Rahul Mishra along with his 10-year-old son, Aryan, stepped out of home for a much needed hair cut after 95 days on Sunday, when the salons opened up in Mumbai. The up-market salon not just ensured a staggered inflow of customers to maintain social distancing, Mishra and his son were given a safety kit containing a cape, a mask and a shoe cover which they were asked to put on before they entered the salon. The stylist who attended to them also changed his safety gear in front of them to convince them that he was sanitised. However, the father-son duo ended up paying almost double of what they’d pay before coronavirus outbreak.
Salon chains across the country are leaving no stone unturned to convince their consumers that they are safe, but a haircut in the COVID era comes at a huge premium. Salon industry stakeholders claim that a 10-15 per cent increase in pricing was already on the cards even before the lockdown. But coronavirus safety kits, which they are forced to offer to their consumers, have made the price even steeper.

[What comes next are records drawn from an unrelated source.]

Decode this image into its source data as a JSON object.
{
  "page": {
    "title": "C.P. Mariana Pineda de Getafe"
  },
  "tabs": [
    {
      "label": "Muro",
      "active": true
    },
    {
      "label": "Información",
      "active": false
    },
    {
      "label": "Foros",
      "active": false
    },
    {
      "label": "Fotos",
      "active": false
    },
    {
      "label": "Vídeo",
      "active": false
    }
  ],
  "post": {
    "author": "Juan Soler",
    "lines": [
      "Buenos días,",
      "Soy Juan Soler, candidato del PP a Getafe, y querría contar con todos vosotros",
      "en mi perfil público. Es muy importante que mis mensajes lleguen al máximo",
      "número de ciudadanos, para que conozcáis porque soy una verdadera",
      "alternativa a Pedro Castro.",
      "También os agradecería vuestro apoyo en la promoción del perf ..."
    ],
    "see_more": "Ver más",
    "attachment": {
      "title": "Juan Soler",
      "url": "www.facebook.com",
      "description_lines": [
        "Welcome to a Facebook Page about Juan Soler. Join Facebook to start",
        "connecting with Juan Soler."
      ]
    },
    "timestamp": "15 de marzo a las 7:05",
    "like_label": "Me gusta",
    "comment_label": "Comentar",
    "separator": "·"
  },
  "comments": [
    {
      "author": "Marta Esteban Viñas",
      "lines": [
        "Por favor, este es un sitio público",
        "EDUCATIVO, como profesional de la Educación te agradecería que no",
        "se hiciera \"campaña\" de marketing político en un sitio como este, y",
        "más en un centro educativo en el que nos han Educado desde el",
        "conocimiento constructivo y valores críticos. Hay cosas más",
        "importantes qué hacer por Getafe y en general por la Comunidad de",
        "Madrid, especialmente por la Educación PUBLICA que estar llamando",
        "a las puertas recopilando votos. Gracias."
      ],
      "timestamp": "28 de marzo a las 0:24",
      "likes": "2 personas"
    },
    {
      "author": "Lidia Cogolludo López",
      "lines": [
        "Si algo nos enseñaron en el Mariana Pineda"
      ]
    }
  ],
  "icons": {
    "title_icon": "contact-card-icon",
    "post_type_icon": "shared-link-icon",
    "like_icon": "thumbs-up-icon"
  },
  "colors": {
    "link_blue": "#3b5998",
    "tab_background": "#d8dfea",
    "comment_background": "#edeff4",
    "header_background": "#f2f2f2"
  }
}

“The increase is only to accommodate a hygiene cost for all the safety measures set in place to reassure a safe and seamless experience for the client. I am certain that having implemented constant and consistent manpower to sanitise the space, PPE equipment, safety gear to stylists, staff and clients alike, it’s only fair that all salon chains have either implemented a menu price hike or even include the hygiene cost separately as line item on their invoices,” points out Spoorthy Shetty, CEO, BBlunt.
While salons in Mumbai have been operational only since Sunday, it’s almost a month since they opened up in markets such as Delhi, Bangalore and Hyderabad. After initial weeks of pent up demand, the footfalls in the salons are barely 25-30 per cent of original footfalls. “The initial response was awesome, there were appointments after appointments, but it quickly died out,” says C.K. Kumaravel, Founder, Naturals Salon.
“Covid cases are rising in the cities post-lockdown and citizens are being warned by the government that they could re-impose the lockdown if relaxations turn out to be risky. We are seeing a 40-50 per cent footfall decline and that seems to be a trend across all brands as per industry colleagues,” adds Bblunt’s Shetty. In fact, 90 per cent of customers who availed salon services in the first few weeks have been men. “Customers, especially, women, are being cautious. Most of them have kids and senior citizens at home and therefore, they don’t want to take the risk,” says Bhupesh Dinger, Director, Enrich Salons.
Also, salons today are only allowed to offer basic haircuts, which gives them low single digit margins (but gives them volumes). Most of the profits come from high end services such as skincare and hair-treatments. Salon chains such as Enrich have invested in video consultations, which according to Dinger has led to a growth in home salon services. He says that there is an increasing demand for home salon services as people are scared to step out of their homes. “Home service contributed in single digits to our overall revenue pre-COVID, and I now expect it to contribute a healthy double digits,” he says.
Kumaravel agrees that home salon service will be a huge revenue stream going forwards. “We recently offered a car service to a celebrity since his flat association didn’t allow our staff to enter his premises. However, there seems to be a distinct need for home service,” he says.
However, BBlunt is sceptical about home services. “We will be wary about getting into that at this point as they are two different channels with varying degrees of risk and 80% of the COVID cases are asymptomatic. For salon chain brands that have an omni channel presence, home services contributes to a very small share of the pie. Home services is a low margin business, so the ROI is not exciting at the moment especially when the cost of doing business has increased. Salon brands will need to hike home service prices if they have to sustain the ‘at home’ vertical,” points out Shetty.
So, will home salon services be a short-term tactical move for salon chains to earn revenue during the lockdown. Dinger of Enrich says that in the long-term people will surely opt for salons to home, as there a host of services which need equipment and can only be offered in the salon. “We have to be adaptable and play quarter by quarter.” “We are now having to find solutions for the business to survive in the medium term. We are making a quarter to quarter plan on sustainability as despite lower revenues, the salons will have to make relevant investments in the elevated hygiene and safety standards. To ensure business continuity, we are rationalising costs and taking hard calls on shutting doors where rental discussions with landlords have been unfavourable,” adds BBlunt’s Shetty.